==== INPUT MATERIAL ====
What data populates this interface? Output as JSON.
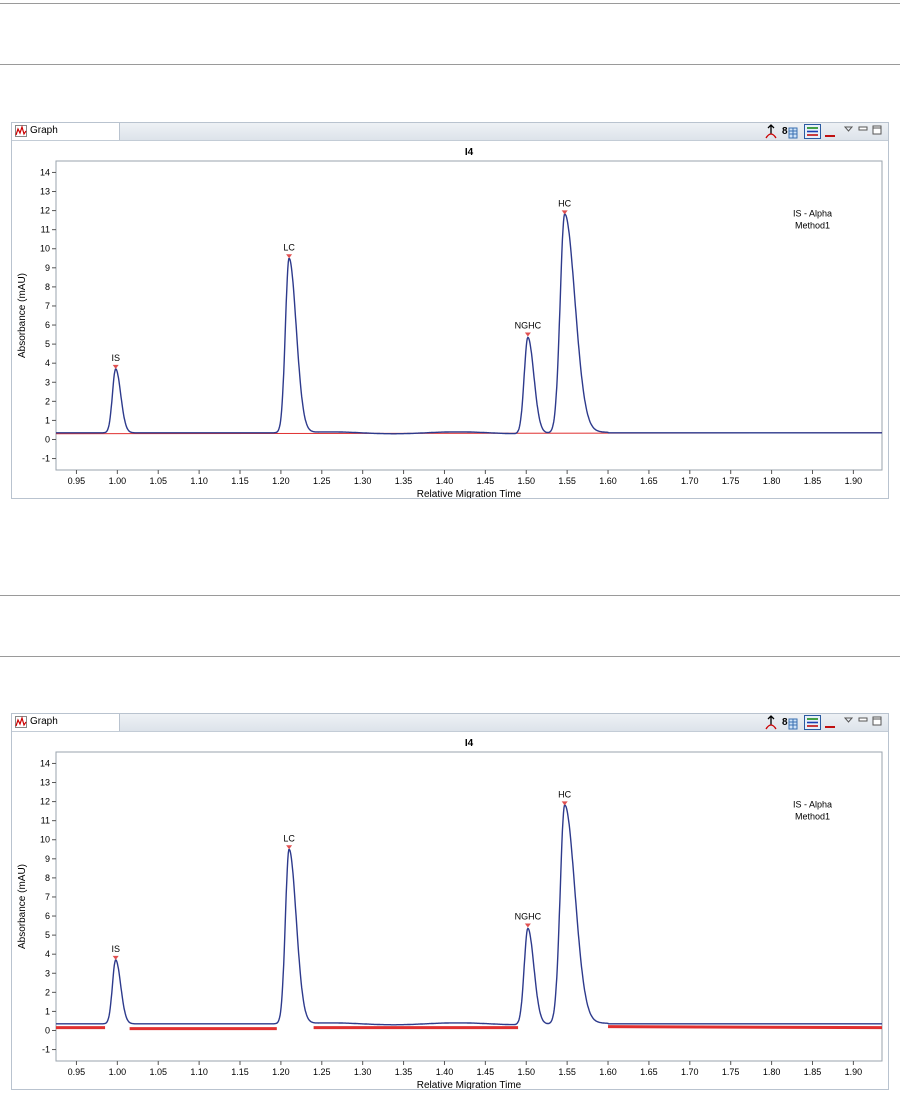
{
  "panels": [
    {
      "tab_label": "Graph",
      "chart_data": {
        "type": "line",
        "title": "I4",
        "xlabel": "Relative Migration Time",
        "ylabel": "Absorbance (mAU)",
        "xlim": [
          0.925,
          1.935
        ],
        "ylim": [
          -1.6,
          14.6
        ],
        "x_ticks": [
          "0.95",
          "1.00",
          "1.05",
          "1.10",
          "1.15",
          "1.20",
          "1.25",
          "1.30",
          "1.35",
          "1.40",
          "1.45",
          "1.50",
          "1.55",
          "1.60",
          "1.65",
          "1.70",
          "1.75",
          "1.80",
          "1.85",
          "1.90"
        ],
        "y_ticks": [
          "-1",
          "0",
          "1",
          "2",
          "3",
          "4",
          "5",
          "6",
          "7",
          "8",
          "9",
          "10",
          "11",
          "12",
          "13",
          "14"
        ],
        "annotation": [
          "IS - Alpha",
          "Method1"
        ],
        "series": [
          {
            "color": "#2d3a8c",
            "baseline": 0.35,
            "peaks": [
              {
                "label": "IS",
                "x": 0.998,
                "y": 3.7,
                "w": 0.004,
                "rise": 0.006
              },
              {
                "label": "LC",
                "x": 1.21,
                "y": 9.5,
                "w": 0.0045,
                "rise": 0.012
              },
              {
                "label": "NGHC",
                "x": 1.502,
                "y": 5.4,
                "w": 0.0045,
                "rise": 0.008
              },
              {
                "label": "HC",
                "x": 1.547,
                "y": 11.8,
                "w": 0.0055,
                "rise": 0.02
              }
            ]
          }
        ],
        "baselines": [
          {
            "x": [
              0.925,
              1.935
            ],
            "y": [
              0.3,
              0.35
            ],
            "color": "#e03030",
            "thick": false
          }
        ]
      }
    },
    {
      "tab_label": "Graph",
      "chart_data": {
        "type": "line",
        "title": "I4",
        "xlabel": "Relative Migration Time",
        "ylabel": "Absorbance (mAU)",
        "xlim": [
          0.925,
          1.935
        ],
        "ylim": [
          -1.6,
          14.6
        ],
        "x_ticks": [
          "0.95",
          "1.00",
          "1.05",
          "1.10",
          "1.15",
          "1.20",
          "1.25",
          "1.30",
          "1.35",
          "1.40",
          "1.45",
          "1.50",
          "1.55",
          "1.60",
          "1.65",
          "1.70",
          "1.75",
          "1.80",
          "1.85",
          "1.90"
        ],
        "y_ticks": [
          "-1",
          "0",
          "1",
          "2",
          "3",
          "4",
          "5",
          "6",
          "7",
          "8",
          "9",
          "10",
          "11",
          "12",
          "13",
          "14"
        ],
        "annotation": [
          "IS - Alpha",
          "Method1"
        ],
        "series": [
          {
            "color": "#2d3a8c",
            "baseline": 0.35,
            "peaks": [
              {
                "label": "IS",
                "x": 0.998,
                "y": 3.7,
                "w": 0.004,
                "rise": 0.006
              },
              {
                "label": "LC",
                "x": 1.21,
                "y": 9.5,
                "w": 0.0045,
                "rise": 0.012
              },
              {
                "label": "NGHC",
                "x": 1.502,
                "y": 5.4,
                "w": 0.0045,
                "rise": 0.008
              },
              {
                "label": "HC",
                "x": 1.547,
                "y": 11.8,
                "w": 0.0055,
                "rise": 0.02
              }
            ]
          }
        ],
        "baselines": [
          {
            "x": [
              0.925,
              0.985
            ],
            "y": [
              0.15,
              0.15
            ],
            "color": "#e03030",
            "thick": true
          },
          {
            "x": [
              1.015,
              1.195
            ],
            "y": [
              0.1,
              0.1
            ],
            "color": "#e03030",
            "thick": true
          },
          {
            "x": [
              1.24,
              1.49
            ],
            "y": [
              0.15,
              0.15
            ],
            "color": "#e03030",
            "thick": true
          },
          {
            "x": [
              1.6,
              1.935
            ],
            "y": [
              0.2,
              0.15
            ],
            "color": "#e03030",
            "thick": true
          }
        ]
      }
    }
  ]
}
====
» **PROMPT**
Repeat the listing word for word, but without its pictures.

» **EXERCISE RESPONSE**
What data populates this interface? Output as JSON.
{
  "panels": [
    {
      "tab_label": "Graph",
      "chart_data": {
        "type": "line",
        "title": "I4",
        "xlabel": "Relative Migration Time",
        "ylabel": "Absorbance (mAU)",
        "xlim": [
          0.925,
          1.935
        ],
        "ylim": [
          -1.6,
          14.6
        ],
        "x_ticks": [
          "0.95",
          "1.00",
          "1.05",
          "1.10",
          "1.15",
          "1.20",
          "1.25",
          "1.30",
          "1.35",
          "1.40",
          "1.45",
          "1.50",
          "1.55",
          "1.60",
          "1.65",
          "1.70",
          "1.75",
          "1.80",
          "1.85",
          "1.90"
        ],
        "y_ticks": [
          "-1",
          "0",
          "1",
          "2",
          "3",
          "4",
          "5",
          "6",
          "7",
          "8",
          "9",
          "10",
          "11",
          "12",
          "13",
          "14"
        ],
        "annotation": [
          "IS - Alpha",
          "Method1"
        ],
        "series": [
          {
            "color": "#2d3a8c",
            "baseline": 0.35,
            "peaks": [
              {
                "label": "IS",
                "x": 0.998,
                "y": 3.7,
                "w": 0.004,
                "rise": 0.006
              },
              {
                "label": "LC",
                "x": 1.21,
                "y": 9.5,
                "w": 0.0045,
                "rise": 0.012
              },
              {
                "label": "NGHC",
                "x": 1.502,
                "y": 5.4,
                "w": 0.0045,
                "rise": 0.008
              },
              {
                "label": "HC",
                "x": 1.547,
                "y": 11.8,
                "w": 0.0055,
                "rise": 0.02
              }
            ]
          }
        ],
        "baselines": [
          {
            "x": [
              0.925,
              1.935
            ],
            "y": [
              0.3,
              0.35
            ],
            "color": "#e03030",
            "thick": false
          }
        ]
      }
    },
    {
      "tab_label": "Graph",
      "chart_data": {
        "type": "line",
        "title": "I4",
        "xlabel": "Relative Migration Time",
        "ylabel": "Absorbance (mAU)",
        "xlim": [
          0.925,
          1.935
        ],
        "ylim": [
          -1.6,
          14.6
        ],
        "x_ticks": [
          "0.95",
          "1.00",
          "1.05",
          "1.10",
          "1.15",
          "1.20",
          "1.25",
          "1.30",
          "1.35",
          "1.40",
          "1.45",
          "1.50",
          "1.55",
          "1.60",
          "1.65",
          "1.70",
          "1.75",
          "1.80",
          "1.85",
          "1.90"
        ],
        "y_ticks": [
          "-1",
          "0",
          "1",
          "2",
          "3",
          "4",
          "5",
          "6",
          "7",
          "8",
          "9",
          "10",
          "11",
          "12",
          "13",
          "14"
        ],
        "annotation": [
          "IS - Alpha",
          "Method1"
        ],
        "series": [
          {
            "color": "#2d3a8c",
            "baseline": 0.35,
            "peaks": [
              {
                "label": "IS",
                "x": 0.998,
                "y": 3.7,
                "w": 0.004,
                "rise": 0.006
              },
              {
                "label": "LC",
                "x": 1.21,
                "y": 9.5,
                "w": 0.0045,
                "rise": 0.012
              },
              {
                "label": "NGHC",
                "x": 1.502,
                "y": 5.4,
                "w": 0.0045,
                "rise": 0.008
              },
              {
                "label": "HC",
                "x": 1.547,
                "y": 11.8,
                "w": 0.0055,
                "rise": 0.02
              }
            ]
          }
        ],
        "baselines": [
          {
            "x": [
              0.925,
              0.985
            ],
            "y": [
              0.15,
              0.15
            ],
            "color": "#e03030",
            "thick": true
          },
          {
            "x": [
              1.015,
              1.195
            ],
            "y": [
              0.1,
              0.1
            ],
            "color": "#e03030",
            "thick": true
          },
          {
            "x": [
              1.24,
              1.49
            ],
            "y": [
              0.15,
              0.15
            ],
            "color": "#e03030",
            "thick": true
          },
          {
            "x": [
              1.6,
              1.935
            ],
            "y": [
              0.2,
              0.15
            ],
            "color": "#e03030",
            "thick": true
          }
        ]
      }
    }
  ]
}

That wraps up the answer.